Our young vagabond has been able to save up to buy his own cart. He is now selling idli sambhar in Navi Mumbai with his two younger brothers. He has already gained popularity amidst a myriad of street food vendors. In his words, “We were very particular about quality and cleanliness, and unlike the people running other roadside eateries, we were very well dressed and wore caps.” Prem was diligently drilling his personal culture into his brothers, patiently watering his growing bamboo plantation. But as is the case with the bamboo tree, most of the world was oblivious to this growth.
One thing which is obvious to the visionaries in any organization is that outcomes are a long wait from the time of investment. Similarly, building a culture for an organization is a tedious task of consistently tending the employees, the management, and the policies to align them to the vision of the company. It’s a long haul. It takes a long gestation period just as the bamboo tree does. In the case of our protagonist, the haul has now reached another benchmark. The savings from his cart have now allowed Prem to rent a small shop. This benchmark has given him dual benefits. He now had the freedom to experiment with his food. Surely enough, Prem was soon offering around 100 hybrid Western-South Indian dishes like spring roll dosa. The second benefit came from a loyal customer who offered to help Prem get acquainted with the technology. Being as most visionaries are, Prem knew technology was the way ahead and took out few hours each evening to learn whatever he could about computers from his acquaintance.
Prem continued to inculcate the ethics of customer service that had helped him so far, in all his employees and kept on curating those employees as his prospects grew. Soon his curation had pushed him forward to another milestone.
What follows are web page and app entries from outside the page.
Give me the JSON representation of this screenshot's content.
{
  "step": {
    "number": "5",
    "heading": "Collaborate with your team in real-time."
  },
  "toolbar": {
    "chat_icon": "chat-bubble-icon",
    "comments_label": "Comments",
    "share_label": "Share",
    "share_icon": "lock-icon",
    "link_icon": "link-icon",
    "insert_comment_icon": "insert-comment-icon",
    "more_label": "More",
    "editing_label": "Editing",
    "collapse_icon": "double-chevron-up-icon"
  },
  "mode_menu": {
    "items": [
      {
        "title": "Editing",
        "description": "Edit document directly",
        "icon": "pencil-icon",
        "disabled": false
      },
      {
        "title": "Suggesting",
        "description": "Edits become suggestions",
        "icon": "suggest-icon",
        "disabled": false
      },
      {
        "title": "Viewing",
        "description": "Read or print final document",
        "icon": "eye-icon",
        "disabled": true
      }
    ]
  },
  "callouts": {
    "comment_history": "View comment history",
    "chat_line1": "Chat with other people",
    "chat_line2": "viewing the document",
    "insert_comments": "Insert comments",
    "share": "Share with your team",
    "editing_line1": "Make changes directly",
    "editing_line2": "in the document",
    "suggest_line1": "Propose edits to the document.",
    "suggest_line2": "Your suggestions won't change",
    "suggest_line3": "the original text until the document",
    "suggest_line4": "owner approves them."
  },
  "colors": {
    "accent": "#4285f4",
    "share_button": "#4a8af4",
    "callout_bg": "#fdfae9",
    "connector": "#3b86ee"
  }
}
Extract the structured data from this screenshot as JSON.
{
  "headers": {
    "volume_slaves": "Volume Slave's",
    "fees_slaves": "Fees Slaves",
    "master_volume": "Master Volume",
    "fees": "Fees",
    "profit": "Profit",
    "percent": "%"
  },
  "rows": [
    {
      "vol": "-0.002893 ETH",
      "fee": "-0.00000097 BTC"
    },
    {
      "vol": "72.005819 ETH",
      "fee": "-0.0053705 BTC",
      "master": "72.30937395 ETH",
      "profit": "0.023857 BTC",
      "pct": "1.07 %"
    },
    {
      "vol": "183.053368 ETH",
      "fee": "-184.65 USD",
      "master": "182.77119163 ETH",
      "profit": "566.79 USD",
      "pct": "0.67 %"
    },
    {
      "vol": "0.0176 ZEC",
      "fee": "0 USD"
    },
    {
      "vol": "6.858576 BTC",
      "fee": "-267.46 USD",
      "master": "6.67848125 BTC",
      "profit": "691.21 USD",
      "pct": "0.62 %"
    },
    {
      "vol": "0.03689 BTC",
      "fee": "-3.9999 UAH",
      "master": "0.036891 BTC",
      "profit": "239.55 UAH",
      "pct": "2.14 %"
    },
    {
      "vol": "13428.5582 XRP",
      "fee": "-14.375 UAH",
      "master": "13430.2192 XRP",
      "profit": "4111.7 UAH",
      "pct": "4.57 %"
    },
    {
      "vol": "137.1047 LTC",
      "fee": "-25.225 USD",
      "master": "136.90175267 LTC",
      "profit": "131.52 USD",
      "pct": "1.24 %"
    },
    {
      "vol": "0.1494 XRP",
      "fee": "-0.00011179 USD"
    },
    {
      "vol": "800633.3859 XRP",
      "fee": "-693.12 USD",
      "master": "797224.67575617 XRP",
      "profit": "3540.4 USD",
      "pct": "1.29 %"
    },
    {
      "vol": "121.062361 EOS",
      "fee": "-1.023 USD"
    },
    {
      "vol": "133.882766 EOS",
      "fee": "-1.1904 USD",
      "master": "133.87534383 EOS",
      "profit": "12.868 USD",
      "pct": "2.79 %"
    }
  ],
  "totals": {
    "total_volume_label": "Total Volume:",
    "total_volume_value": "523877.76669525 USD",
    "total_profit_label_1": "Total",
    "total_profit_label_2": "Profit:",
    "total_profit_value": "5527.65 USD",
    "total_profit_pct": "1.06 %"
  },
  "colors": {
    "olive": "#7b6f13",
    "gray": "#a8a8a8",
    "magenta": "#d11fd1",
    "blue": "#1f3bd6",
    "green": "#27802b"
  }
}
An old customer had offered to let Prem run his stall inside a mall he was about to open from across the street.
The Dosa Plaza opened in the year 1997. It offered a trademark mix of Western and South Indian cooking. The owner, Prem Ganpathi soon went global. On being asked what was the key to his success, he shared the magical recipe that had helped him succeed year after year, a laser focus on customer service, and inculcating that focus among his workforce. Seven years before his big breakthrough, Prem stood helpless on the Bandra station with nothing but his work ethic with him. Today his estimated worth is Rs 30 Cr. One thing that employees lack in comparison to founders is foresight. The founder knows what the essence and the best potential of the work are. This same foresight is needed while investing in the culture of your organization. You’re watering your bamboo tree. It takes longer, it requires patience, but as the plantation owner knew, it is worth the effort.